An advantage of the Sherline lathe is that the headstock can be rotated to cut tapers. The disadvantage of this adjustable design is that perfect alignment with the tailstock is more difficult to achieve. The solution to this for those who need perfect headstock-to-tailstock alignment is to make the adjustment at the tailstock end using these special purpose tool holders. They all have a rear plate with a #0 Morse taper for the tailstock spindle. The front plate can be adjusted in relation to the rear plate to achieve perfect centering. A witness mark on top of the rear plate makes it easy to return the holder to the aligned position when used in the future so it doesnít have to be re-aligned each time. P/N 1201 replaces the standard live center with an adjustable one. P/N 1202 allows the attachment of a 1/4" or 3/8" Jacobs drill chuck. P/N 1203 accepts tools you make yourself that are held in place with a custom turned split collar and set screw. P/N 1204 has a #0 Jacobs taper to press on the small 5/32" drill chuck, and P/N 1206 holds 1"diameter tapping dies. A 13/16" bushing is included for smaller dies. For centering, drilling or tapping small parts where perfect centering is critical, these adjustable tool holders give you new options.


Did you know?

ï The black navigation bar with yellow type at the top of the Sherline home page makes it easy to find the most popular pages quickly.

ï Exploded views of every lathe and mill can be found at http://www.sherline.com/Exploded.htm to make it easy to find the replacement parts you need. Once you have the part number, you can find part prices at http://www.sherline.com/Prices3.htm. They can be ordered on-line at www.sherlinedirect.com or just give us a call at (800) 541-0735.

ï You can save 20% on this monthís Internet Special. What are these three popular lathe accessories? See www.sherline.com/special.htm to find out.


Upcoming Shows

ï NAMES (North American Model Engineering Society) Expo, April 18-19, 2009, Toledo, Ohio. (www.modelengineeringsoc.com). The Sherline Machinist Challenge Contest is held at this show each year, and the Joe Martin Foundation presents its award to the Metalworking Craftsman of the Year as well. Lathe demos by Jerry Kieffer will once again be featured at the Sherline booth. Come by the booth and ask about our ìShow Specials.î The NAMES organization also purchases Sherline tools each year which are offered as raffle prizes to lucky winners in attendance.


Joe Martin Craftsmanship Foundation News

 
Paul Bundy displays one of the three 1/4 scale Marmons known to still exist. 

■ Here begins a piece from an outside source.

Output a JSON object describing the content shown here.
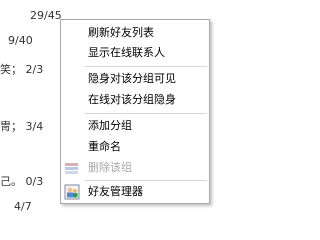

ï The newest addition to the on-line museum is a page on Leroy Cox, builder of the most popular model engines ever builtóthe Cox .049 among others. Also new this past month is a page on the quarter scale 1921 Marmons and other small model cars made by the auto manufacturers for display at auto shows. REO, Bugatti and Cadillac also built small promotional models, and all are featured on this new page.

ï Our new first Saturday of each month hours (10-3) are becoming better known. The past two have each seen a host of visitors. Thanks to these visitors, we plan to continue these hours for the museum in Vista, CA in addition to our regular weekday hours of 9-4. Come by or call 760-727-9492 to let us know if you want to bring a group of people for a visit.